Further examples could be detailed for game playing, the use of tools, or the recognition and appreciation of art forms, but the general framework of the test for intelligent response would be the same: the making of metaphoric identifications and the grasping of the change of meaning due to a shift in context are essentially complementary talents. Both achieve the same result but the process is not the same. Each variation in form of activity calls for a different pattern of sensory interaction; some ’will assume extensive, detailed past experience, some will require only the instant pairings of experience and dialogue that are serving to build up a set of mutual contexts. For any given machine with which we are presented, an appropriate milieu for examination must be chosen so that the full range and repertoire of its potential dialogue may be exercised, we shall not depend for our verdict upon metaphors or contexts with which the machine has not been or cannot become familiar.

We have not set forth here a ritual algorism for the sufficient cross-examination of any allegedly intelligent machine for, had we attempted such a script, it would necessarily have been self-defeating. Nor can we say definitively that only certain structural forms are capable of achieving intelligent behavior. No estimate of the qualities of externalized behavior can legitimately be based upon a foreknowledge of the structures or operational subroutines producing them. At the same time, however, it would seem a poor risk to attempt the setting up of intensional relations with context-free languages, but we do not imply that contextual operators may not be invented for them.

At the risk of provoking the ire of the more symbolically inclined, we have not paced this paper with the development of formalisms[2] but have attempted instead to involve our audience more directly in the processes discussed. We hope that the understanding of either view will be aided by the other.


Howard T. Hermann and John Christopher Kotelly, An Approach to Formal Psychiatry, Perspectives in Biology and Medicine, Vol. 10, No. 2, Winter 1967.

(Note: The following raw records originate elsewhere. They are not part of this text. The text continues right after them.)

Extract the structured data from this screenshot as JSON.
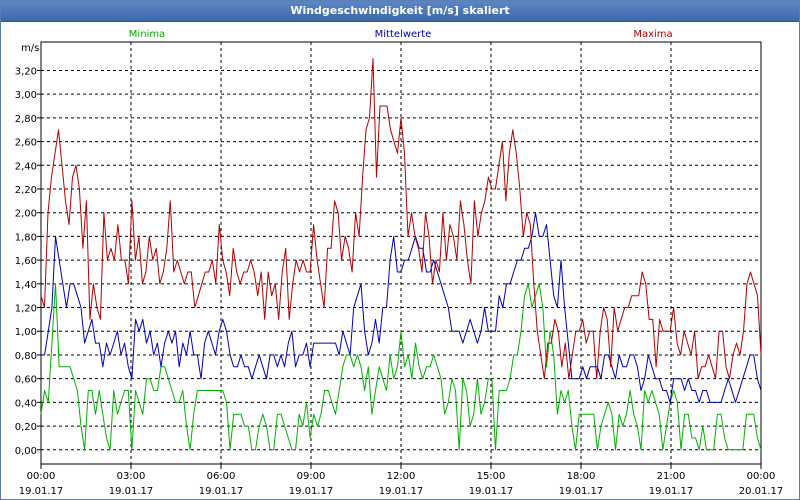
{
  "window": {
    "title": "Windgeschwindigkeit [m/s] skaliert"
  },
  "colors": {
    "minima": "#00b000",
    "mittel": "#0000b4",
    "maxima": "#b00000",
    "grid": "#000000"
  },
  "chart_data": {
    "type": "line",
    "title": "Windgeschwindigkeit [m/s] skaliert",
    "ylabel": "m/s",
    "ylim": [
      -0.12,
      3.44
    ],
    "xlim": [
      0,
      24
    ],
    "grid": true,
    "legend_placement": "top",
    "y_ticks": [
      "0,00",
      "0,20",
      "0,40",
      "0,60",
      "0,80",
      "1,00",
      "1,20",
      "1,40",
      "1,60",
      "1,80",
      "2,00",
      "2,20",
      "2,40",
      "2,60",
      "2,80",
      "3,00",
      "3,20"
    ],
    "x_ticks": [
      {
        "time": "00:00",
        "date": "19.01.17"
      },
      {
        "time": "03:00",
        "date": "19.01.17"
      },
      {
        "time": "06:00",
        "date": "19.01.17"
      },
      {
        "time": "09:00",
        "date": "19.01.17"
      },
      {
        "time": "12:00",
        "date": "19.01.17"
      },
      {
        "time": "15:00",
        "date": "19.01.17"
      },
      {
        "time": "18:00",
        "date": "19.01.17"
      },
      {
        "time": "21:00",
        "date": "19.01.17"
      },
      {
        "time": "00:00",
        "date": "20.01.17"
      }
    ],
    "x_hours_step": 0.16667,
    "series": [
      {
        "name": "Minima",
        "color": "#00b000",
        "values": [
          0.3,
          0.5,
          0.4,
          0.9,
          1.4,
          0.7,
          0.7,
          0.7,
          0.7,
          0.6,
          0.5,
          0.2,
          0.0,
          0.5,
          0.5,
          0.3,
          0.5,
          0.3,
          0.1,
          0.0,
          0.5,
          0.3,
          0.4,
          0.5,
          0.5,
          0.0,
          0.5,
          0.4,
          0.3,
          0.6,
          0.6,
          0.5,
          0.5,
          0.7,
          0.7,
          0.6,
          0.5,
          0.4,
          0.4,
          0.5,
          0.2,
          0.0,
          0.3,
          0.5,
          0.5,
          0.5,
          0.5,
          0.5,
          0.5,
          0.5,
          0.5,
          0.4,
          0.0,
          0.3,
          0.3,
          0.3,
          0.2,
          0.2,
          0.0,
          0.0,
          0.2,
          0.3,
          0.2,
          0.0,
          0.0,
          0.3,
          0.3,
          0.2,
          0.1,
          0.0,
          0.0,
          0.3,
          0.2,
          0.4,
          0.1,
          0.3,
          0.2,
          0.3,
          0.5,
          0.5,
          0.4,
          0.3,
          0.5,
          0.7,
          0.8,
          0.8,
          0.7,
          0.8,
          0.7,
          0.5,
          0.7,
          0.3,
          0.5,
          0.7,
          0.6,
          0.5,
          0.8,
          0.6,
          0.7,
          1.0,
          0.7,
          0.8,
          0.6,
          0.9,
          0.7,
          0.6,
          0.7,
          0.7,
          0.8,
          0.7,
          0.6,
          0.3,
          0.4,
          0.6,
          0.5,
          0.0,
          0.6,
          0.5,
          0.2,
          0.3,
          0.6,
          0.3,
          0.4,
          0.6,
          0.6,
          0.0,
          0.5,
          0.5,
          0.5,
          0.6,
          0.8,
          0.8,
          1.0,
          1.3,
          1.4,
          1.2,
          1.3,
          1.4,
          1.2,
          0.7,
          1.0,
          0.8,
          0.3,
          0.5,
          0.4,
          0.5,
          0.2,
          0.0,
          0.3,
          0.3,
          0.3,
          0.3,
          0.3,
          0.0,
          0.2,
          0.3,
          0.4,
          0.3,
          0.0,
          0.3,
          0.2,
          0.3,
          0.5,
          0.3,
          0.2,
          0.0,
          0.5,
          0.4,
          0.5,
          0.4,
          0.3,
          0.0,
          0.2,
          0.4,
          0.5,
          0.4,
          0.0,
          0.3,
          0.3,
          0.1,
          0.1,
          0.0,
          0.2,
          0.0,
          0.0,
          0.0,
          0.3,
          0.3,
          0.1,
          0.0,
          0.0,
          0.0,
          0.0,
          0.0,
          0.3,
          0.3,
          0.3,
          0.1,
          0.0
        ]
      },
      {
        "name": "Mittelwerte",
        "color": "#0000b4",
        "values": [
          0.8,
          0.8,
          1.0,
          1.2,
          1.8,
          1.6,
          1.4,
          1.2,
          1.4,
          1.4,
          1.3,
          1.2,
          0.9,
          1.0,
          1.1,
          0.9,
          0.9,
          0.7,
          0.9,
          0.8,
          0.9,
          1.0,
          0.8,
          0.9,
          0.7,
          0.6,
          1.1,
          1.0,
          1.1,
          0.9,
          1.0,
          0.8,
          0.9,
          0.7,
          0.9,
          1.0,
          0.9,
          1.0,
          0.7,
          0.9,
          0.8,
          1.0,
          0.8,
          0.8,
          0.6,
          0.9,
          1.0,
          0.9,
          0.8,
          1.0,
          1.1,
          1.0,
          0.8,
          0.7,
          0.7,
          0.8,
          0.7,
          0.7,
          0.6,
          0.7,
          0.8,
          0.7,
          0.6,
          0.8,
          0.8,
          0.7,
          0.8,
          0.7,
          0.9,
          1.0,
          0.7,
          0.8,
          0.8,
          0.9,
          0.7,
          0.9,
          0.9,
          0.9,
          0.9,
          0.9,
          0.9,
          0.9,
          0.8,
          1.0,
          0.9,
          0.8,
          1.2,
          1.3,
          1.4,
          1.0,
          0.8,
          0.9,
          1.1,
          0.9,
          1.2,
          1.2,
          1.6,
          1.8,
          1.5,
          1.5,
          1.6,
          1.6,
          1.7,
          1.8,
          1.7,
          1.7,
          1.5,
          1.5,
          1.6,
          1.5,
          1.4,
          1.3,
          1.2,
          1.0,
          1.0,
          1.0,
          0.9,
          1.0,
          1.1,
          1.0,
          0.9,
          1.0,
          1.2,
          1.0,
          1.0,
          1.0,
          1.3,
          1.2,
          1.4,
          1.4,
          1.5,
          1.6,
          1.6,
          1.7,
          1.7,
          1.8,
          2.0,
          1.8,
          1.8,
          1.9,
          1.6,
          1.3,
          1.2,
          1.6,
          1.2,
          0.9,
          0.6,
          0.6,
          0.6,
          0.7,
          0.6,
          0.7,
          0.7,
          0.7,
          0.6,
          0.8,
          0.8,
          0.7,
          0.6,
          0.8,
          0.7,
          0.7,
          0.8,
          0.8,
          0.7,
          0.5,
          0.6,
          0.8,
          0.7,
          0.6,
          0.6,
          0.5,
          0.5,
          0.4,
          0.6,
          0.6,
          0.6,
          0.5,
          0.6,
          0.5,
          0.5,
          0.4,
          0.5,
          0.5,
          0.4,
          0.4,
          0.4,
          0.4,
          0.5,
          0.6,
          0.5,
          0.4,
          0.5,
          0.6,
          0.7,
          0.8,
          0.8,
          0.6,
          0.5
        ]
      },
      {
        "name": "Maxima",
        "color": "#b00000",
        "values": [
          1.3,
          1.2,
          2.0,
          2.3,
          2.5,
          2.7,
          2.4,
          2.1,
          1.9,
          2.3,
          2.4,
          2.2,
          1.7,
          2.1,
          1.1,
          1.4,
          1.2,
          1.1,
          2.0,
          1.6,
          1.7,
          1.6,
          1.9,
          1.6,
          1.6,
          1.4,
          2.1,
          1.6,
          1.8,
          1.4,
          1.5,
          1.8,
          1.6,
          1.7,
          1.4,
          1.5,
          1.7,
          2.1,
          1.5,
          1.6,
          1.5,
          1.4,
          1.5,
          1.5,
          1.2,
          1.3,
          1.4,
          1.5,
          1.5,
          1.6,
          1.4,
          1.9,
          1.6,
          1.5,
          1.3,
          1.7,
          1.5,
          1.4,
          1.5,
          1.5,
          1.6,
          1.5,
          1.3,
          1.5,
          1.1,
          1.5,
          1.3,
          1.4,
          1.1,
          1.5,
          1.7,
          1.1,
          1.4,
          1.6,
          1.5,
          1.6,
          1.5,
          1.5,
          1.9,
          1.6,
          1.4,
          1.2,
          1.7,
          1.7,
          2.1,
          2.0,
          1.6,
          1.8,
          1.7,
          1.5,
          2.0,
          1.8,
          2.3,
          2.7,
          2.8,
          3.3,
          2.3,
          2.9,
          2.9,
          2.9,
          2.7,
          2.6,
          2.5,
          2.8,
          2.5,
          1.8,
          2.0,
          1.8,
          1.7,
          1.5,
          2.0,
          1.8,
          1.4,
          1.6,
          1.5,
          2.0,
          1.6,
          1.9,
          1.8,
          1.6,
          2.1,
          1.9,
          1.6,
          1.4,
          2.1,
          1.8,
          2.0,
          2.1,
          2.3,
          2.2,
          2.2,
          2.4,
          2.6,
          2.1,
          2.5,
          2.7,
          2.5,
          2.2,
          1.8,
          2.0,
          1.9,
          1.4,
          1.0,
          0.8,
          0.6,
          0.9,
          0.9,
          1.1,
          1.0,
          0.7,
          0.9,
          0.6,
          0.8,
          1.0,
          1.0,
          1.1,
          0.9,
          1.0,
          1.0,
          0.6,
          1.0,
          1.2,
          1.1,
          0.7,
          1.2,
          1.0,
          1.1,
          1.2,
          1.2,
          1.3,
          1.3,
          1.3,
          1.5,
          1.4,
          1.1,
          1.1,
          0.7,
          1.1,
          1.0,
          1.0,
          1.0,
          1.2,
          0.9,
          0.8,
          1.0,
          0.9,
          0.8,
          1.0,
          0.6,
          0.7,
          0.7,
          0.8,
          0.7,
          0.6,
          1.0,
          1.0,
          0.7,
          0.6,
          0.8,
          0.9,
          0.8,
          1.0,
          1.4,
          1.5,
          1.4,
          1.3,
          0.8
        ]
      }
    ]
  }
}
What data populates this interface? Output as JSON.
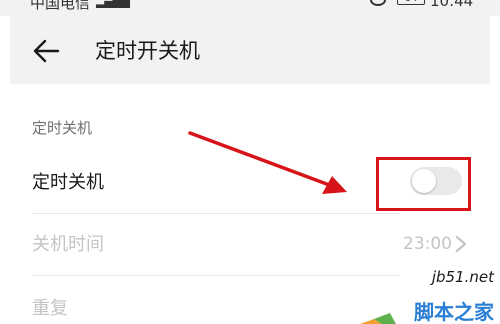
{
  "status_bar": {
    "carrier": "中国电信",
    "battery": "64",
    "time": "10:44"
  },
  "header": {
    "title": "定时开关机"
  },
  "section": {
    "title": "定时关机"
  },
  "rows": [
    {
      "label": "定时关机",
      "toggle_on": false
    },
    {
      "label": "关机时间",
      "value": "23:00"
    },
    {
      "label": "重复"
    }
  ],
  "watermark": {
    "site": "jb51.net",
    "name": "脚本之家"
  },
  "colors": {
    "annotation": "#d6141a",
    "watermark_text": "#2a7fd4"
  }
}
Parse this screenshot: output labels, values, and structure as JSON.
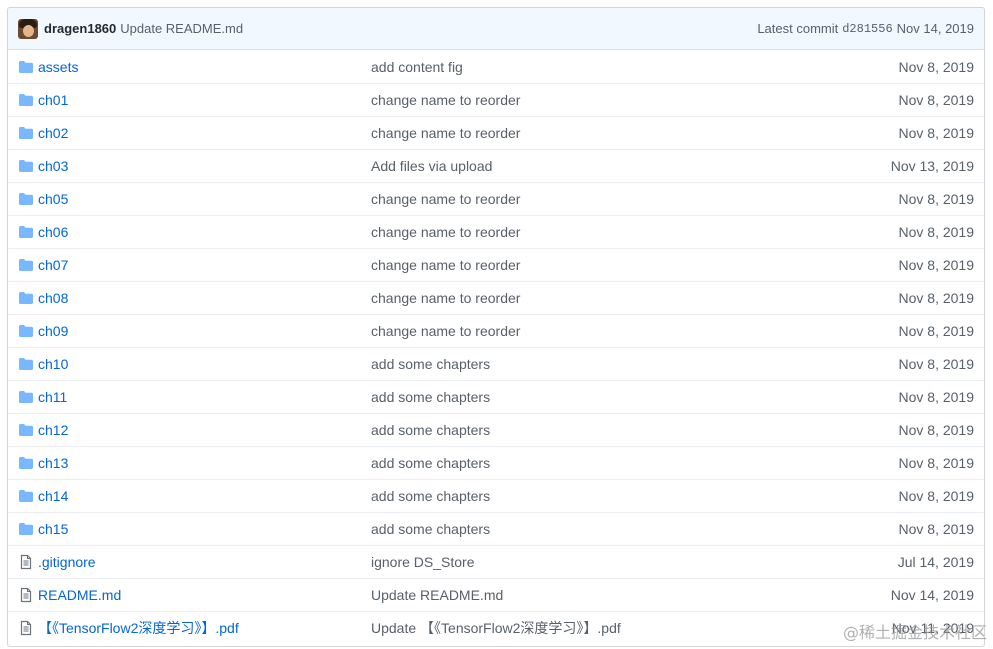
{
  "latest_commit": {
    "author": "dragen1860",
    "message": "Update README.md",
    "label": "Latest commit",
    "sha": "d281556",
    "date": "Nov 14, 2019"
  },
  "files": [
    {
      "name": "assets",
      "type": "dir",
      "message": "add content fig",
      "date": "Nov 8, 2019"
    },
    {
      "name": "ch01",
      "type": "dir",
      "message": "change name to reorder",
      "date": "Nov 8, 2019"
    },
    {
      "name": "ch02",
      "type": "dir",
      "message": "change name to reorder",
      "date": "Nov 8, 2019"
    },
    {
      "name": "ch03",
      "type": "dir",
      "message": "Add files via upload",
      "date": "Nov 13, 2019"
    },
    {
      "name": "ch05",
      "type": "dir",
      "message": "change name to reorder",
      "date": "Nov 8, 2019"
    },
    {
      "name": "ch06",
      "type": "dir",
      "message": "change name to reorder",
      "date": "Nov 8, 2019"
    },
    {
      "name": "ch07",
      "type": "dir",
      "message": "change name to reorder",
      "date": "Nov 8, 2019"
    },
    {
      "name": "ch08",
      "type": "dir",
      "message": "change name to reorder",
      "date": "Nov 8, 2019"
    },
    {
      "name": "ch09",
      "type": "dir",
      "message": "change name to reorder",
      "date": "Nov 8, 2019"
    },
    {
      "name": "ch10",
      "type": "dir",
      "message": "add some chapters",
      "date": "Nov 8, 2019"
    },
    {
      "name": "ch11",
      "type": "dir",
      "message": "add some chapters",
      "date": "Nov 8, 2019"
    },
    {
      "name": "ch12",
      "type": "dir",
      "message": "add some chapters",
      "date": "Nov 8, 2019"
    },
    {
      "name": "ch13",
      "type": "dir",
      "message": "add some chapters",
      "date": "Nov 8, 2019"
    },
    {
      "name": "ch14",
      "type": "dir",
      "message": "add some chapters",
      "date": "Nov 8, 2019"
    },
    {
      "name": "ch15",
      "type": "dir",
      "message": "add some chapters",
      "date": "Nov 8, 2019"
    },
    {
      "name": ".gitignore",
      "type": "file",
      "message": "ignore DS_Store",
      "date": "Jul 14, 2019"
    },
    {
      "name": "README.md",
      "type": "file",
      "message": "Update README.md",
      "date": "Nov 14, 2019"
    },
    {
      "name": "【《TensorFlow2深度学习》】.pdf",
      "type": "file",
      "message": "Update 【《TensorFlow2深度学习》】.pdf",
      "date": "Nov 11, 2019"
    }
  ],
  "watermark": "@稀土掘金技术社区",
  "colors": {
    "folder": "#79b8ff",
    "link": "#0366d6",
    "header_bg": "#f1f8ff"
  },
  "icons": {
    "dir": "folder-icon",
    "file": "file-icon"
  }
}
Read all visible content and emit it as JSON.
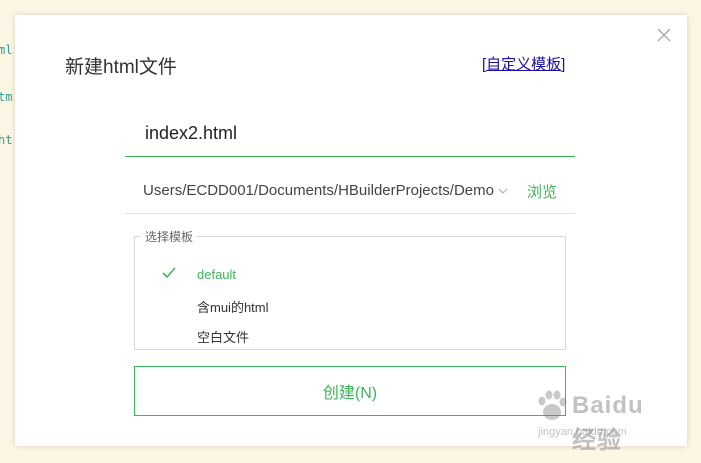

Warren S. McCulloch, Lekton, Part XIV ofCommunication Theory and Research, Lee Thayer, Ed., Charles C. Thomas, 1967